Let's rewind to about 2 weeks ago. Before Minnesota's final snow storm of the season (at least, I hope it was the last one), Dell and I decided to take a walk with our friend, "Mary". If you know "Mary", you know that she helps the mental wheels get moving in a way they may not without her. With her help, we got into the discussion of Mozart's pipeline, and how he was virtually born to become who he became. Talent aside, his father, Leopold, made sure that his abilities were being cultivated and showcased from a VERY young age...just like another one of "destiny's children".
I actually used that phrase in our conversation - Mozart as a child of destiny. Obviously, that led us to Beyonce, as another one of "destiny's children" (the very singular group name of 'Destiny's Child' makes a lot of sense now, doesn't it? LOL). Like Mozart, she was groomed from a very early age, and is now the queen of the world, as far as I'm concerned. This week, all of us in the BeyHive will be glued to Netflix to check out her new documentary titled, Homecoming.
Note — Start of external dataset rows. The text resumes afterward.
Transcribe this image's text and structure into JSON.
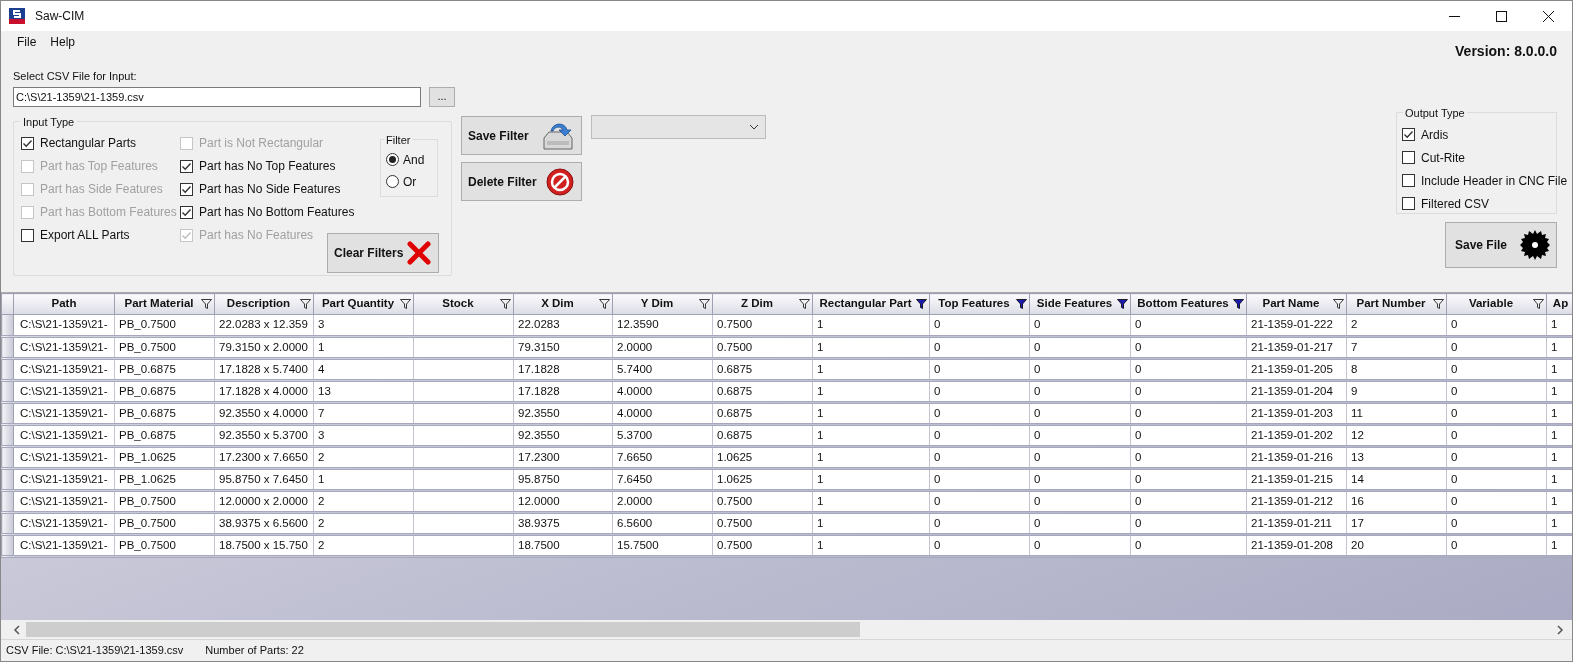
{
  "window": {
    "title": "Saw-CIM"
  },
  "menu": [
    "File",
    "Help"
  ],
  "version": "Version: 8.0.0.0",
  "csv_input": {
    "label": "Select CSV File for Input:",
    "value": "C:\\S\\21-1359\\21-1359.csv",
    "browse_button": "..."
  },
  "input_type": {
    "title": "Input Type",
    "columns": [
      [
        {
          "label": "Rectangular Parts",
          "checked": true,
          "disabled": false
        },
        {
          "label": "Part has Top Features",
          "checked": false,
          "disabled": true
        },
        {
          "label": "Part has Side Features",
          "checked": false,
          "disabled": true
        },
        {
          "label": "Part has Bottom Features",
          "checked": false,
          "disabled": true
        },
        {
          "label": "Export ALL Parts",
          "checked": false,
          "disabled": false
        }
      ],
      [
        {
          "label": "Part is Not Rectangular",
          "checked": false,
          "disabled": true
        },
        {
          "label": "Part has No Top Features",
          "checked": true,
          "disabled": false
        },
        {
          "label": "Part has No Side Features",
          "checked": true,
          "disabled": false
        },
        {
          "label": "Part has No Bottom Features",
          "checked": true,
          "disabled": false
        },
        {
          "label": "Part has No Features",
          "checked": true,
          "disabled": true
        }
      ]
    ]
  },
  "filter": {
    "title": "Filter",
    "options": [
      {
        "label": "And",
        "selected": true
      },
      {
        "label": "Or",
        "selected": false
      }
    ]
  },
  "save_filter_button": "Save Filter",
  "delete_filter_button": "Delete Filter",
  "clear_filters_button": "Clear Filters",
  "output_type": {
    "title": "Output Type",
    "options": [
      {
        "label": "Ardis",
        "checked": true
      },
      {
        "label": "Cut-Rite",
        "checked": false
      },
      {
        "label": "Include Header in CNC File",
        "checked": false
      },
      {
        "label": "Filtered CSV",
        "checked": false
      }
    ]
  },
  "save_file_button": "Save File",
  "table": {
    "columns": [
      {
        "label": "Path",
        "filterable": false
      },
      {
        "label": "Part Material",
        "filterable": true,
        "filtered": false
      },
      {
        "label": "Description",
        "filterable": true,
        "filtered": false
      },
      {
        "label": "Part Quantity",
        "filterable": true,
        "filtered": false
      },
      {
        "label": "Stock",
        "filterable": true,
        "filtered": false
      },
      {
        "label": "X Dim",
        "filterable": true,
        "filtered": false
      },
      {
        "label": "Y Dim",
        "filterable": true,
        "filtered": false
      },
      {
        "label": "Z Dim",
        "filterable": true,
        "filtered": false
      },
      {
        "label": "Rectangular Part",
        "filterable": true,
        "filtered": true
      },
      {
        "label": "Top Features",
        "filterable": true,
        "filtered": true
      },
      {
        "label": "Side Features",
        "filterable": true,
        "filtered": true
      },
      {
        "label": "Bottom Features",
        "filterable": true,
        "filtered": true
      },
      {
        "label": "Part Name",
        "filterable": true,
        "filtered": false
      },
      {
        "label": "Part Number",
        "filterable": true,
        "filtered": false
      },
      {
        "label": "Variable",
        "filterable": true,
        "filtered": false
      },
      {
        "label": "Ap",
        "filterable": false
      }
    ],
    "rows": [
      [
        "C:\\S\\21-1359\\21-",
        "PB_0.7500",
        "22.0283 x 12.359",
        "3",
        null,
        "22.0283",
        "12.3590",
        "0.7500",
        "1",
        "0",
        "0",
        "0",
        "21-1359-01-222",
        "2",
        "0",
        "1"
      ],
      [
        "C:\\S\\21-1359\\21-",
        "PB_0.7500",
        "79.3150 x 2.0000",
        "1",
        null,
        "79.3150",
        "2.0000",
        "0.7500",
        "1",
        "0",
        "0",
        "0",
        "21-1359-01-217",
        "7",
        "0",
        "1"
      ],
      [
        "C:\\S\\21-1359\\21-",
        "PB_0.6875",
        "17.1828 x 5.7400",
        "4",
        null,
        "17.1828",
        "5.7400",
        "0.6875",
        "1",
        "0",
        "0",
        "0",
        "21-1359-01-205",
        "8",
        "0",
        "1"
      ],
      [
        "C:\\S\\21-1359\\21-",
        "PB_0.6875",
        "17.1828 x 4.0000",
        "13",
        null,
        "17.1828",
        "4.0000",
        "0.6875",
        "1",
        "0",
        "0",
        "0",
        "21-1359-01-204",
        "9",
        "0",
        "1"
      ],
      [
        "C:\\S\\21-1359\\21-",
        "PB_0.6875",
        "92.3550 x 4.0000",
        "7",
        null,
        "92.3550",
        "4.0000",
        "0.6875",
        "1",
        "0",
        "0",
        "0",
        "21-1359-01-203",
        "11",
        "0",
        "1"
      ],
      [
        "C:\\S\\21-1359\\21-",
        "PB_0.6875",
        "92.3550 x 5.3700",
        "3",
        null,
        "92.3550",
        "5.3700",
        "0.6875",
        "1",
        "0",
        "0",
        "0",
        "21-1359-01-202",
        "12",
        "0",
        "1"
      ],
      [
        "C:\\S\\21-1359\\21-",
        "PB_1.0625",
        "17.2300 x 7.6650",
        "2",
        null,
        "17.2300",
        "7.6650",
        "1.0625",
        "1",
        "0",
        "0",
        "0",
        "21-1359-01-216",
        "13",
        "0",
        "1"
      ],
      [
        "C:\\S\\21-1359\\21-",
        "PB_1.0625",
        "95.8750 x 7.6450",
        "1",
        null,
        "95.8750",
        "7.6450",
        "1.0625",
        "1",
        "0",
        "0",
        "0",
        "21-1359-01-215",
        "14",
        "0",
        "1"
      ],
      [
        "C:\\S\\21-1359\\21-",
        "PB_0.7500",
        "12.0000 x 2.0000",
        "2",
        null,
        "12.0000",
        "2.0000",
        "0.7500",
        "1",
        "0",
        "0",
        "0",
        "21-1359-01-212",
        "16",
        "0",
        "1"
      ],
      [
        "C:\\S\\21-1359\\21-",
        "PB_0.7500",
        "38.9375 x 6.5600",
        "2",
        null,
        "38.9375",
        "6.5600",
        "0.7500",
        "1",
        "0",
        "0",
        "0",
        "21-1359-01-211",
        "17",
        "0",
        "1"
      ],
      [
        "C:\\S\\21-1359\\21-",
        "PB_0.7500",
        "18.7500 x 15.750",
        "2",
        null,
        "18.7500",
        "15.7500",
        "0.7500",
        "1",
        "0",
        "0",
        "0",
        "21-1359-01-208",
        "20",
        "0",
        "1"
      ]
    ]
  },
  "status_bar": [
    "CSV File: C:\\S\\21-1359\\21-1359.csv",
    "Number of Parts: 22"
  ]
}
Talking with Dell about this movie (and again, with "Mary's" help) made me think about how Mozart's and Beyonce's pipelines compare to mine.
Being a first generation college graduate means that my parents simply didn't have the experience they needed to guide me toward an HBCU. I'm not blaming them, as much as I'm blaming the structures that keep young, gifted, and black college hopefuls away from the campuses of Morehouse, Rust, Howard, and other historically black institutions. Those structures are the same ones that kept my parents OUT of college, and the conversation on whether or not those schools offer world-class music programs is irrelevant to me - I prefer to think about how different my life would have looked if I spent my first four collegiate years in a pipeline that helped cultivate MY connection with blackness, and the music therein. With that being said, the Rudi E. Scheidt School of Music didn't fail me when it comes to learning about race and classical music - most of my friends (like most Memphis residents) were black, as was my first teacher, and current mentor, Lecolion Washington.
Me, "Mary", and Netflix have a date with Beyonce in just a few hours. I hope this documentary helps me unpack a little more about my un-relationship with HBCUs. If I'm really lucky, I'm hoping this movie will help me see a way to establish a relationship with one of these institutions in the future. Prof. McQueen has a nice ring to it, doesn't it? Especially if I get to wear hoodies like these!
Go watch Homecoming on Netflix!! After you do that, see what else you can learn about America's Historically Black Colleges and Universities! There's even a lot of media inspired by HBCUs to discover.
While I wasn't guided to an HBCU as a teenager, it was a very important HBCU-inspired SHOW that gave me a hint into one of my defining characteristics when I was about 5 years old. Imagine a young Garrett, watching a character named Ron Johnson everyday on TV - WHEW chillay...